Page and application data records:
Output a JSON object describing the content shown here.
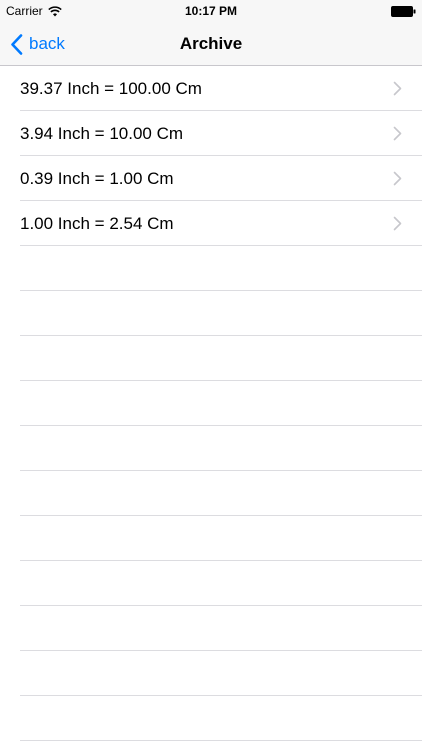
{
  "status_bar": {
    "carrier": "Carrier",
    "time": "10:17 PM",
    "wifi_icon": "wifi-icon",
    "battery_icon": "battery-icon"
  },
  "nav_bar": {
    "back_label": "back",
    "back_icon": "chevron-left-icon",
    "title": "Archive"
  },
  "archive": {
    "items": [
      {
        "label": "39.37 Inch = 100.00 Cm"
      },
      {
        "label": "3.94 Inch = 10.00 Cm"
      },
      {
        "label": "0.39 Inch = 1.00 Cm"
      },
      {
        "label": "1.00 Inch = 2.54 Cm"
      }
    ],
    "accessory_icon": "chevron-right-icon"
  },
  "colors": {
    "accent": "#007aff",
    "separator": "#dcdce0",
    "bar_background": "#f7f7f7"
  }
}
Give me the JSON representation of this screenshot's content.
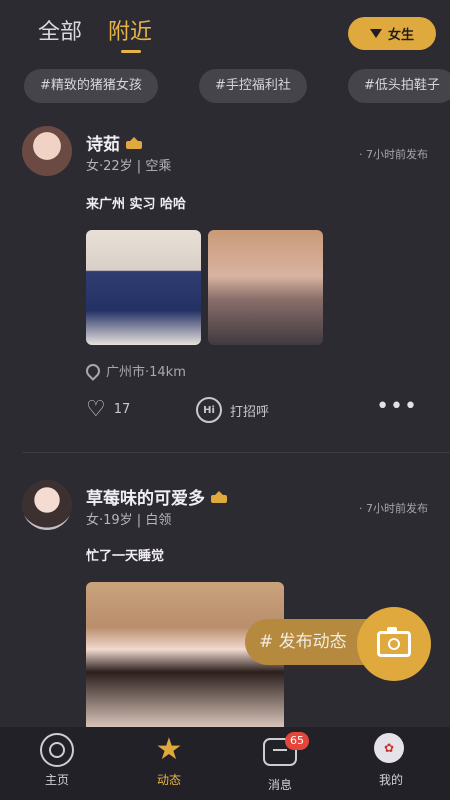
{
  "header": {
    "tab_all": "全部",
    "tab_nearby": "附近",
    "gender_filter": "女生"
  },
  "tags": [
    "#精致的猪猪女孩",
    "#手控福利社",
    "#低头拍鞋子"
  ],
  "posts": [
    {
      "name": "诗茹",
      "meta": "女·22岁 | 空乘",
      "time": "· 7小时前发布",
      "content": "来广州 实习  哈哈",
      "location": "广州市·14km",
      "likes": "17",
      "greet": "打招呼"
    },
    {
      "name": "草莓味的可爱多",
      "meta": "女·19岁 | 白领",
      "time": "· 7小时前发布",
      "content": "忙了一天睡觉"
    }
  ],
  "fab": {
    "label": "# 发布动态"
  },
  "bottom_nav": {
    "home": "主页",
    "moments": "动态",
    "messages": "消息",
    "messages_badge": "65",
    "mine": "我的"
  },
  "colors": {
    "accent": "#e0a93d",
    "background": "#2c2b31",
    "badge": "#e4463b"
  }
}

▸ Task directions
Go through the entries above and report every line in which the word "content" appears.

▸ Response to this task
Output a JSON object describing the content shown here.
Give me the JSON representation of this screenshot's content.
      "content": "来广州 实习  哈哈",
      "content": "忙了一天睡觉"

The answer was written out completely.